__SOURCE DATA__
━━━━━━━━━━
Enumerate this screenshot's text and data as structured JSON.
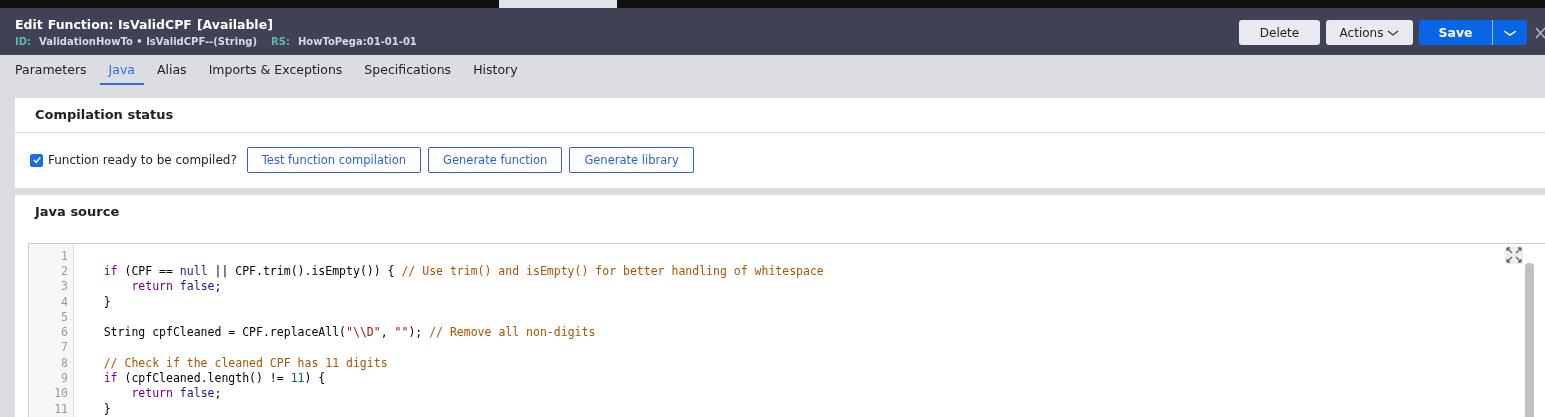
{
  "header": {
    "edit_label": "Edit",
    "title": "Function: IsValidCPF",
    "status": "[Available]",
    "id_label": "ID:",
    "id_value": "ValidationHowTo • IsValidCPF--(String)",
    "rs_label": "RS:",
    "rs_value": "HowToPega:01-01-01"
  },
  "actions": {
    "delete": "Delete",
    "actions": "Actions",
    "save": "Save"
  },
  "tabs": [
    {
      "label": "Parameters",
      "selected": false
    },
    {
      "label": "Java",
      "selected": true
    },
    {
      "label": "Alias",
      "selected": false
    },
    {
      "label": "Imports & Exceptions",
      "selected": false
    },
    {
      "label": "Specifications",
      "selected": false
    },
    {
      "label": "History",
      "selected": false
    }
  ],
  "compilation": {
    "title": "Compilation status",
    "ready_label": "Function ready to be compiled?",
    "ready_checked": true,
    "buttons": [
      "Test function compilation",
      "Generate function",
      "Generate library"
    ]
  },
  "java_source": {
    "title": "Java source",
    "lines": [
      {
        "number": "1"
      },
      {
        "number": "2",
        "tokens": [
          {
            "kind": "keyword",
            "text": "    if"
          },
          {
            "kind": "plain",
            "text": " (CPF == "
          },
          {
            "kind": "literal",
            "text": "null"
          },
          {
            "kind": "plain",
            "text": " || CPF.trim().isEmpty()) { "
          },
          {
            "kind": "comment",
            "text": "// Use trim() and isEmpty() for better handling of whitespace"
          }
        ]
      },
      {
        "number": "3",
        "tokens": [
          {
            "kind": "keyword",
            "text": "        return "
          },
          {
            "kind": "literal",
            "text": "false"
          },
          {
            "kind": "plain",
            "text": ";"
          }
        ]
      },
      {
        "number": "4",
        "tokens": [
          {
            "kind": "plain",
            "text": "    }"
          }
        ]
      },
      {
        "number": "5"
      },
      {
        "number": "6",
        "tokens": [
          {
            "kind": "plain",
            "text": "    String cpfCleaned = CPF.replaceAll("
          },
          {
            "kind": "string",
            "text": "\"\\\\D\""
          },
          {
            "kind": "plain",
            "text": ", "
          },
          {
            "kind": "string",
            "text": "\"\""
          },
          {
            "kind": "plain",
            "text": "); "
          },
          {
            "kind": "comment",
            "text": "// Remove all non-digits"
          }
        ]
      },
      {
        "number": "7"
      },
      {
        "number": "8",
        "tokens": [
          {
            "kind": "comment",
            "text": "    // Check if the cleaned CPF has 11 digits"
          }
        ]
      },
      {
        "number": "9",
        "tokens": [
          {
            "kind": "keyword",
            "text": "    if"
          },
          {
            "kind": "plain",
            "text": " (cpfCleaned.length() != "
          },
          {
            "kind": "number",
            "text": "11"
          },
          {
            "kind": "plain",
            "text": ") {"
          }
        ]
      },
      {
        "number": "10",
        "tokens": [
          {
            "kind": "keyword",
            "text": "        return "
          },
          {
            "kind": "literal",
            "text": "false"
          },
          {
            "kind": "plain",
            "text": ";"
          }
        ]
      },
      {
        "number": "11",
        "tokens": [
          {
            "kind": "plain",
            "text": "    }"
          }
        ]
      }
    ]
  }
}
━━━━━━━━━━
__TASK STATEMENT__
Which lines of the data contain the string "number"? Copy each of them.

__ANSWER SPACE__
        "number": "1"
        "number": "2",
        "number": "3",
        "number": "4",
        "number": "5"
        "number": "6",
        "number": "7"
        "number": "8",
        "number": "9",
            "kind": "number",
        "number": "10",
        "number": "11",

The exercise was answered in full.